START Input records

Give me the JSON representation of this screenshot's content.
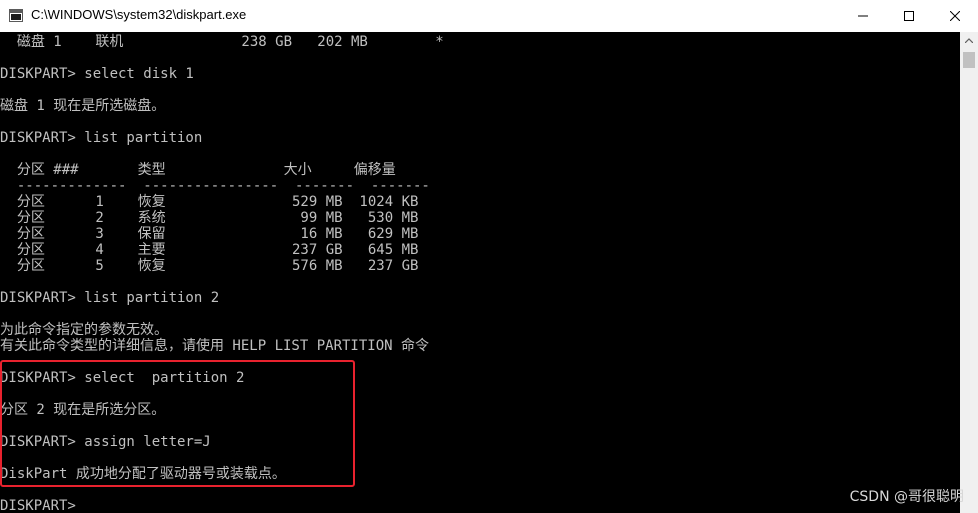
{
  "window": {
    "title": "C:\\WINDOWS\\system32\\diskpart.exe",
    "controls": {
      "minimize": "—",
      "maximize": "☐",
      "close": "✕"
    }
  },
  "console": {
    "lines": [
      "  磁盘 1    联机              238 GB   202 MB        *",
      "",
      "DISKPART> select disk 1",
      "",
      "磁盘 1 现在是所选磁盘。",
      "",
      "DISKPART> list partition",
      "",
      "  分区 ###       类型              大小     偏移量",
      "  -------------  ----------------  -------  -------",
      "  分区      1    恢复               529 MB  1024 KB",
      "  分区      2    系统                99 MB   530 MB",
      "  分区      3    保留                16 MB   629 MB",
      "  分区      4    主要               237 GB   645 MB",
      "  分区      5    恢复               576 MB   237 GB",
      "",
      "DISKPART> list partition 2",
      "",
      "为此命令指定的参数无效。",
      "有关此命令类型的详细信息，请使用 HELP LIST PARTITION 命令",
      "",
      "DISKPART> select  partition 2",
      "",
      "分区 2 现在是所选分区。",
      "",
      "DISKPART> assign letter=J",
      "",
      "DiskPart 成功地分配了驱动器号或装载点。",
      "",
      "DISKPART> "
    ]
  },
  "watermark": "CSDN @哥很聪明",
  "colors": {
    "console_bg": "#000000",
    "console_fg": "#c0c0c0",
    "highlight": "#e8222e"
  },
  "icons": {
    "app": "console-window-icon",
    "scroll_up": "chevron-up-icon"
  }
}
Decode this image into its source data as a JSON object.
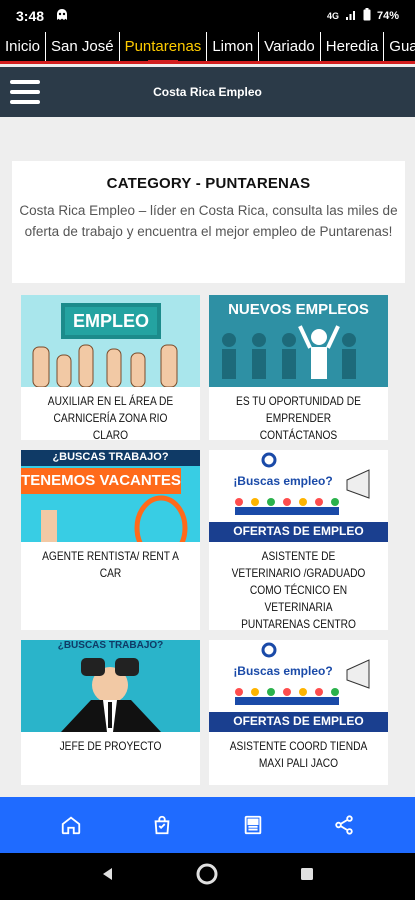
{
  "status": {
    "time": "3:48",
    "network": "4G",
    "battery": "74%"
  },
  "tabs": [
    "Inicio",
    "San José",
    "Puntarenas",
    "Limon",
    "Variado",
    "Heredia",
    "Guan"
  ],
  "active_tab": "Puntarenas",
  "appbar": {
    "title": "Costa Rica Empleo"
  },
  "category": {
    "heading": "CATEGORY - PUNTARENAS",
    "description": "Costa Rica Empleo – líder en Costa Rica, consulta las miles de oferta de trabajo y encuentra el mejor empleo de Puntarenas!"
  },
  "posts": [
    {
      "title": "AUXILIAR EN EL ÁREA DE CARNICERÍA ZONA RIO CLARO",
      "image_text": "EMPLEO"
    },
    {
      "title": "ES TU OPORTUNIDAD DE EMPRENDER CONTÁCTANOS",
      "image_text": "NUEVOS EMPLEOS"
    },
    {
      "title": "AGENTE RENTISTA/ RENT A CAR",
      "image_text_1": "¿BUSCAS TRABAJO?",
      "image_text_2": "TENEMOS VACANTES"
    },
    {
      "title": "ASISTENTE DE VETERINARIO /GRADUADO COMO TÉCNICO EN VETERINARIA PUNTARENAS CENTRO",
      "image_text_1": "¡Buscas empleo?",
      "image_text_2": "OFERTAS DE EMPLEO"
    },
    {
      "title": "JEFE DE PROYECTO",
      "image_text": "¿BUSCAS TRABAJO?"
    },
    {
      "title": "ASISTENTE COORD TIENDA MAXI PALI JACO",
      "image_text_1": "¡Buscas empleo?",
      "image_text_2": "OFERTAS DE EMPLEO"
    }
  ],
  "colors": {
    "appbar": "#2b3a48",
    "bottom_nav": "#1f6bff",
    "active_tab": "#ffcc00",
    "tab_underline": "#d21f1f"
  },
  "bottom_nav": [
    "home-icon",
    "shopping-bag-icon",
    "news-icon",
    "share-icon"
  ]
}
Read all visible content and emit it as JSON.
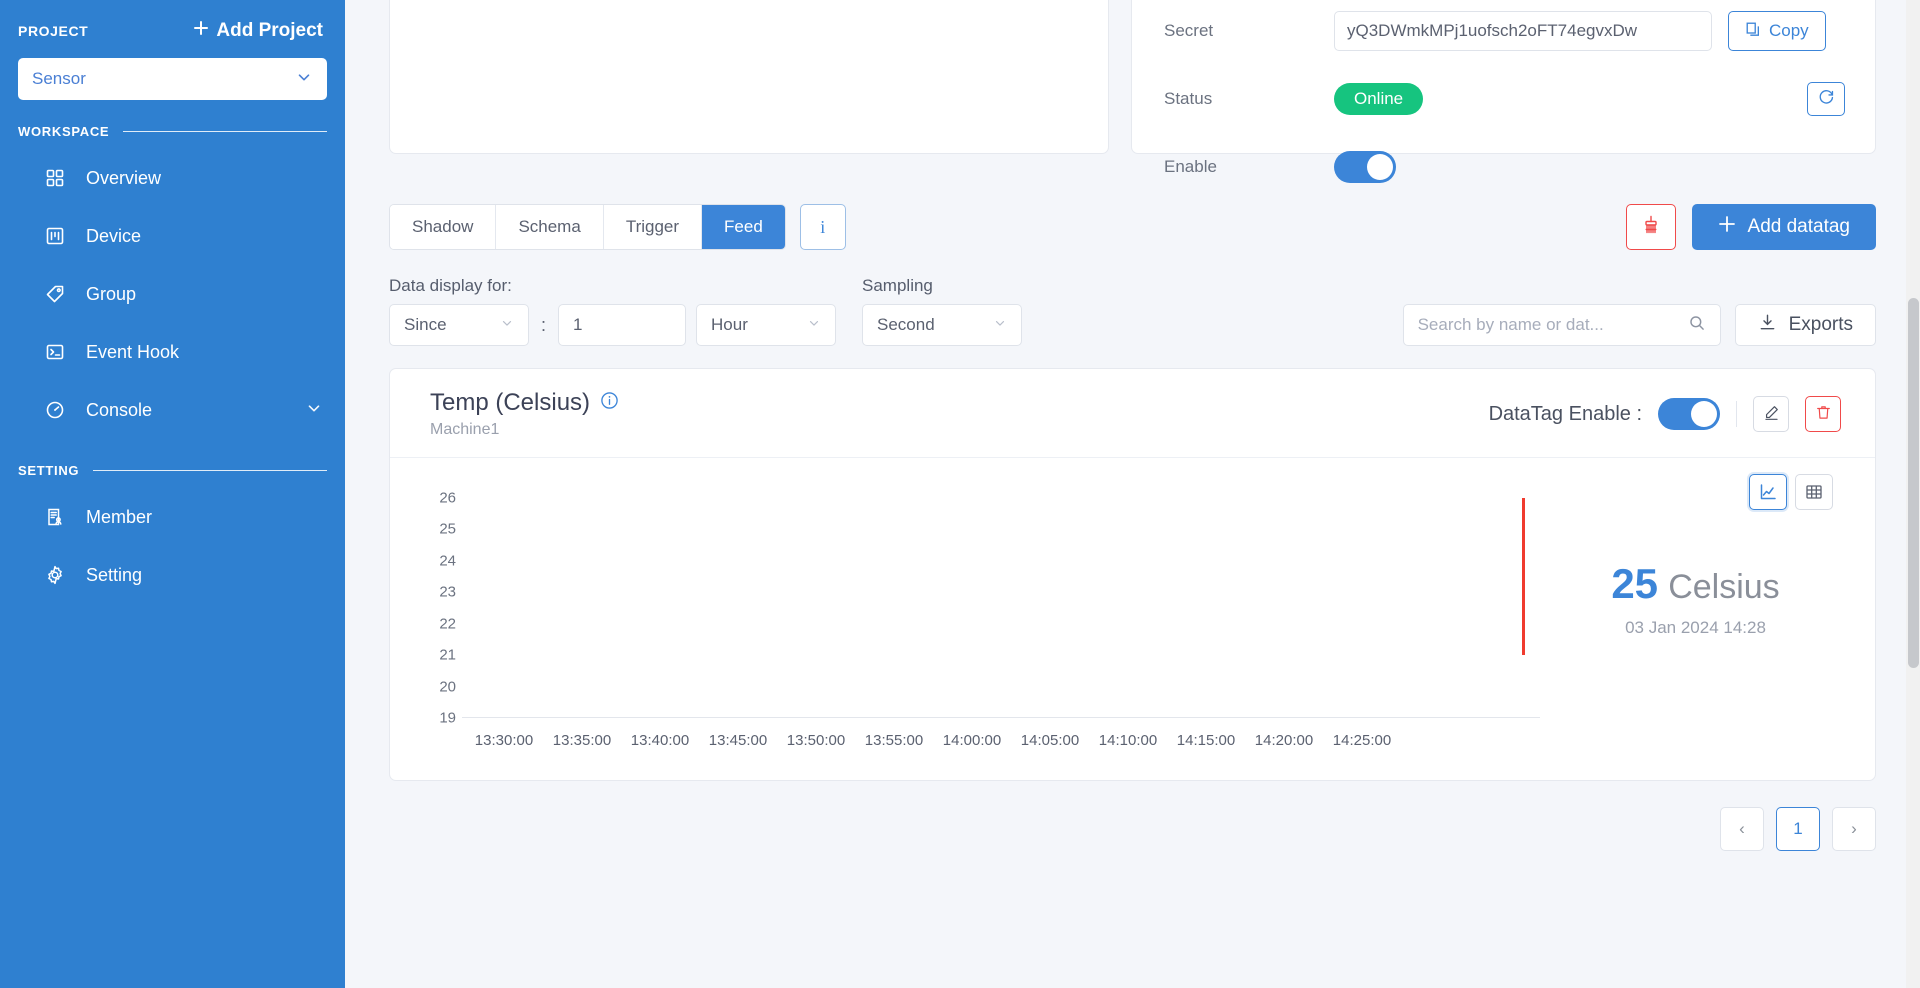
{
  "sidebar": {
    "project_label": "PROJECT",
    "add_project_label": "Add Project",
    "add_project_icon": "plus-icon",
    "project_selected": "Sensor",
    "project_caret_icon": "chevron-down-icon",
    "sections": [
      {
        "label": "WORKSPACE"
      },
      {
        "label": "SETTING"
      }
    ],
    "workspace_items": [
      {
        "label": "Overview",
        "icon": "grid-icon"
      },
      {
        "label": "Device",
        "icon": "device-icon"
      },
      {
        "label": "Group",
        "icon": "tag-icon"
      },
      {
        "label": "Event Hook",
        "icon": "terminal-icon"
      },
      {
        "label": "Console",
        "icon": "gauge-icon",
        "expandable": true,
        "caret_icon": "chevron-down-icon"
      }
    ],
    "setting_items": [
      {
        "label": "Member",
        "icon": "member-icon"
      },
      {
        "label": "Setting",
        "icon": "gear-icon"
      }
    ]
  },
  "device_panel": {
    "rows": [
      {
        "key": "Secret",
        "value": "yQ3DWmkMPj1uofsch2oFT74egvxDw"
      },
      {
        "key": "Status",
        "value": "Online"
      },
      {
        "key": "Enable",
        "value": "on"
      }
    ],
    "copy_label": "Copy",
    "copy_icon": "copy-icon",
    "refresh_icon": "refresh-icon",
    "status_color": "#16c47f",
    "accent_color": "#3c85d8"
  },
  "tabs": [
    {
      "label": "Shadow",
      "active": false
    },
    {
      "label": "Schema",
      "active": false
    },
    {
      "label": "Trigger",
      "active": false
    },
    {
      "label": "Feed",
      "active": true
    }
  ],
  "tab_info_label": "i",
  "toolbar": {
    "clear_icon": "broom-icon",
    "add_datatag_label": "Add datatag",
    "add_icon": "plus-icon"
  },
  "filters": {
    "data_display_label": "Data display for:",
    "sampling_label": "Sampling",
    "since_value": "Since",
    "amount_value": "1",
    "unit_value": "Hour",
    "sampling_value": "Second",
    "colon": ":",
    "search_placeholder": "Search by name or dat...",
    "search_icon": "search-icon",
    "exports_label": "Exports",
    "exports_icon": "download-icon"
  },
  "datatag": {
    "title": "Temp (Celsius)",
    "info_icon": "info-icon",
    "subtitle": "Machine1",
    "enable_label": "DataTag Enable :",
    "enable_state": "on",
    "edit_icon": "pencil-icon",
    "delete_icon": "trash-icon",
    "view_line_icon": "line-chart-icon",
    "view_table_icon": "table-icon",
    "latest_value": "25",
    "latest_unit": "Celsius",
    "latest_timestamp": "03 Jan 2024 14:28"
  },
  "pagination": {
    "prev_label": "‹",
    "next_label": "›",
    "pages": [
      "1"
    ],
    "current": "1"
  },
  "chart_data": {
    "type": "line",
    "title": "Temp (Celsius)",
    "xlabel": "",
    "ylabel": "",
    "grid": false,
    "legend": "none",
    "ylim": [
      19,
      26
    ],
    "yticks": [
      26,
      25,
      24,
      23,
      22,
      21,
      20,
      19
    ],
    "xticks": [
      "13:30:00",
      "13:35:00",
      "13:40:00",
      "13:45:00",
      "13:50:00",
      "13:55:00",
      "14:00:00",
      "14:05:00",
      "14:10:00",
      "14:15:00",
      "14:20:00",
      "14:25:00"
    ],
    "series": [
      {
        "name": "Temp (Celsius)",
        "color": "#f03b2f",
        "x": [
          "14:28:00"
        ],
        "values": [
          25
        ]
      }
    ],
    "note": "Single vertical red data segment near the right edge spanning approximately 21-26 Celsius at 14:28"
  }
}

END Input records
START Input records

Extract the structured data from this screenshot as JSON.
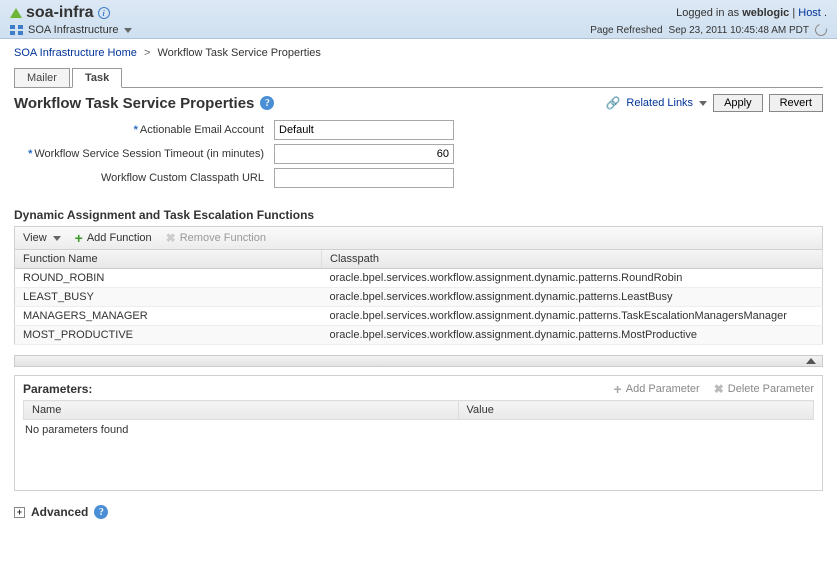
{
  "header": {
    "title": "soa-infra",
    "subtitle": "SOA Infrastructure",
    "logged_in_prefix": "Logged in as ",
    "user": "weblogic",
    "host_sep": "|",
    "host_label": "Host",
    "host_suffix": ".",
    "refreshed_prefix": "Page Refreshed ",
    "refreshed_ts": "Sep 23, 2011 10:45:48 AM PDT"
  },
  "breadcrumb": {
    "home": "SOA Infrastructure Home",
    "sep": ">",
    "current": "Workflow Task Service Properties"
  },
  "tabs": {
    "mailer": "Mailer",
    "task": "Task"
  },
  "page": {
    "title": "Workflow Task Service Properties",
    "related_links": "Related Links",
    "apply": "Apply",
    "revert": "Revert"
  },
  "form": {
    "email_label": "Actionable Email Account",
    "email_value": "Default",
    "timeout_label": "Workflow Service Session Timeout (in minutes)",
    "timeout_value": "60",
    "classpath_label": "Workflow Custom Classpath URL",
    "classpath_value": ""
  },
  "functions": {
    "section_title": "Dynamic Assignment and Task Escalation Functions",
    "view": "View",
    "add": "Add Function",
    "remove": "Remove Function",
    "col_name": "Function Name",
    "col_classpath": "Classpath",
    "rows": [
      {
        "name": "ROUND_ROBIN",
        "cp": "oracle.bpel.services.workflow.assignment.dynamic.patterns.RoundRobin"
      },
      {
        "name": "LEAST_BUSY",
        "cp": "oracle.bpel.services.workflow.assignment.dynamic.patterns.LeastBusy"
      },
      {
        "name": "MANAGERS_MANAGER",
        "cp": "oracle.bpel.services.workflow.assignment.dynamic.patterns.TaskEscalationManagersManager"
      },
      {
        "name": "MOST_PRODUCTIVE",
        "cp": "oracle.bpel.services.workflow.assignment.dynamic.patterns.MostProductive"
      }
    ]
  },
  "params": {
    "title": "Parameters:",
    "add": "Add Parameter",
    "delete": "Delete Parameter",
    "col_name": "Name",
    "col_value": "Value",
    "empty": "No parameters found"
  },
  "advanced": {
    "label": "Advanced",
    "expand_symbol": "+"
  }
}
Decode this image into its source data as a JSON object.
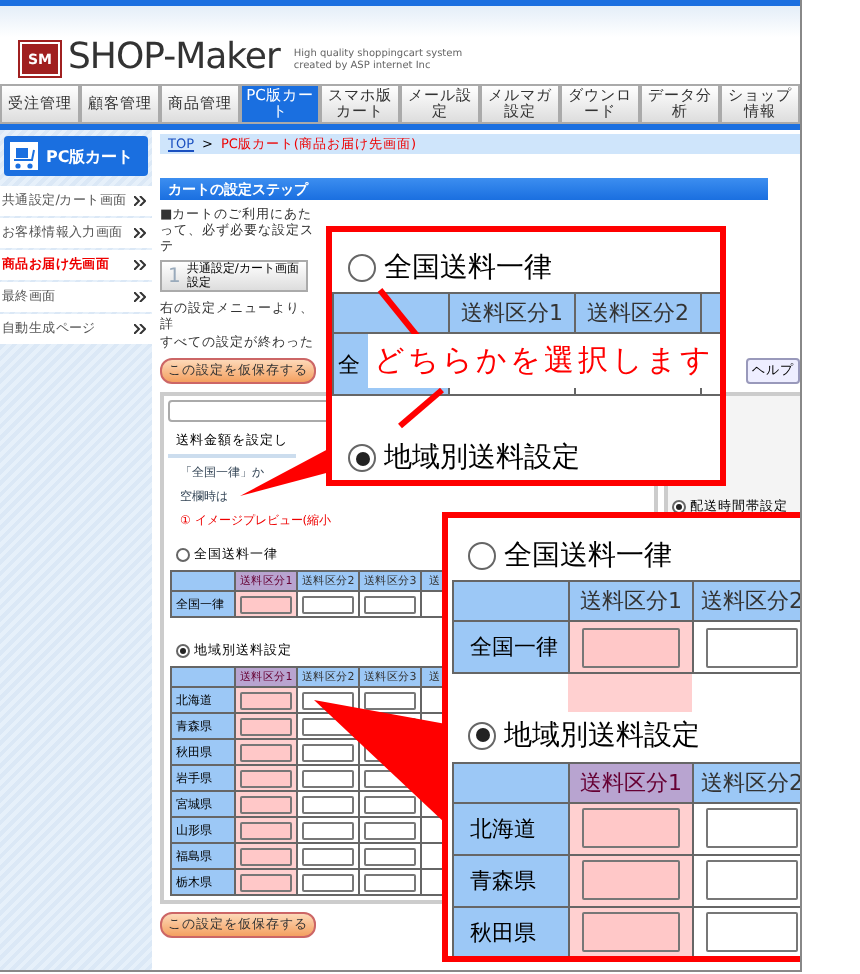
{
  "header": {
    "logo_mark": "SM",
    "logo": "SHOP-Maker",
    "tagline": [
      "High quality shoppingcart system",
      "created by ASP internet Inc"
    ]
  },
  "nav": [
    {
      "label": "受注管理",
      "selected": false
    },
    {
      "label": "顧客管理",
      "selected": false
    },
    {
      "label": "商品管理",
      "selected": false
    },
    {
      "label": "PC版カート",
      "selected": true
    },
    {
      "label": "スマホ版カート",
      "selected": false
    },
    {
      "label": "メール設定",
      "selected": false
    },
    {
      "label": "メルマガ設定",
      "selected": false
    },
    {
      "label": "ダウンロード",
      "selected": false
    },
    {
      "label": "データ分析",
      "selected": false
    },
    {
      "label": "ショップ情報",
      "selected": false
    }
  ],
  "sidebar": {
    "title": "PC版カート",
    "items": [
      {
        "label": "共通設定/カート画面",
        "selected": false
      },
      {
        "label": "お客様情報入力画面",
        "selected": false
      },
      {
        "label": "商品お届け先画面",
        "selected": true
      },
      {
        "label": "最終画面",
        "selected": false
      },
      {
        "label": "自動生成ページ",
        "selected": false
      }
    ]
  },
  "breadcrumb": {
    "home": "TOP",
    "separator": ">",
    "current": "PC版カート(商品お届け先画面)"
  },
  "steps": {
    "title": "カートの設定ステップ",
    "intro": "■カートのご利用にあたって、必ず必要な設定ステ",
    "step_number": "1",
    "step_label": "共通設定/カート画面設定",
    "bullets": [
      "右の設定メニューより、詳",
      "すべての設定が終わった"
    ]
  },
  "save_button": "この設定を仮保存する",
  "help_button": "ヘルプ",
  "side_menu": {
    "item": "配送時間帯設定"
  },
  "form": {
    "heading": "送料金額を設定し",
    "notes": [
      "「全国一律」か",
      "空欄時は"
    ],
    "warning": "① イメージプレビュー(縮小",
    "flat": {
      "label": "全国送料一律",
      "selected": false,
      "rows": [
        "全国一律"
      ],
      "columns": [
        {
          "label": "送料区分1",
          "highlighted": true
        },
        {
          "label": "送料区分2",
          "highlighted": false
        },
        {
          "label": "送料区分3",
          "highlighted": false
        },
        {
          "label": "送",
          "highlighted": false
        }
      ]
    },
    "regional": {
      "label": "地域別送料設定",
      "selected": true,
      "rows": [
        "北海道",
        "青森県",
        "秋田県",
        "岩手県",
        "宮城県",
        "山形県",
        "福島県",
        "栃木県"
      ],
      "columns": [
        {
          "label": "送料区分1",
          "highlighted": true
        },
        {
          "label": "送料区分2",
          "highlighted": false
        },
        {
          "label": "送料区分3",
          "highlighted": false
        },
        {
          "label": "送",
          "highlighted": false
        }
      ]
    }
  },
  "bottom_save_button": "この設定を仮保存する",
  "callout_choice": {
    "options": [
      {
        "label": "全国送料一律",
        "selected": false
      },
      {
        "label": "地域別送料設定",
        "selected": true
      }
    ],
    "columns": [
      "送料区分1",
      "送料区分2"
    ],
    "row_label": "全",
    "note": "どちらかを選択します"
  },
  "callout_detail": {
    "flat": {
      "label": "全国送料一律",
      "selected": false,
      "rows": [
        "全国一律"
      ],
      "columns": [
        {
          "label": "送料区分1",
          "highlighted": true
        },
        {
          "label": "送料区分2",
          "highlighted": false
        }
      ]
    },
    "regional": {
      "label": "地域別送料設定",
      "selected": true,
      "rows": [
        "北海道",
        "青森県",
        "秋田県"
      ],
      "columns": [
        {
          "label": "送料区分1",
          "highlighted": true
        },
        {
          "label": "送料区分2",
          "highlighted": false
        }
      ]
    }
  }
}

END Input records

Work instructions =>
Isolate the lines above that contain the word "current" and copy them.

Response to the task =>
    "current": "1"
    "current": "Workflow Task Service Properties"
    "current": "PC版カート(商品お届け先画面)"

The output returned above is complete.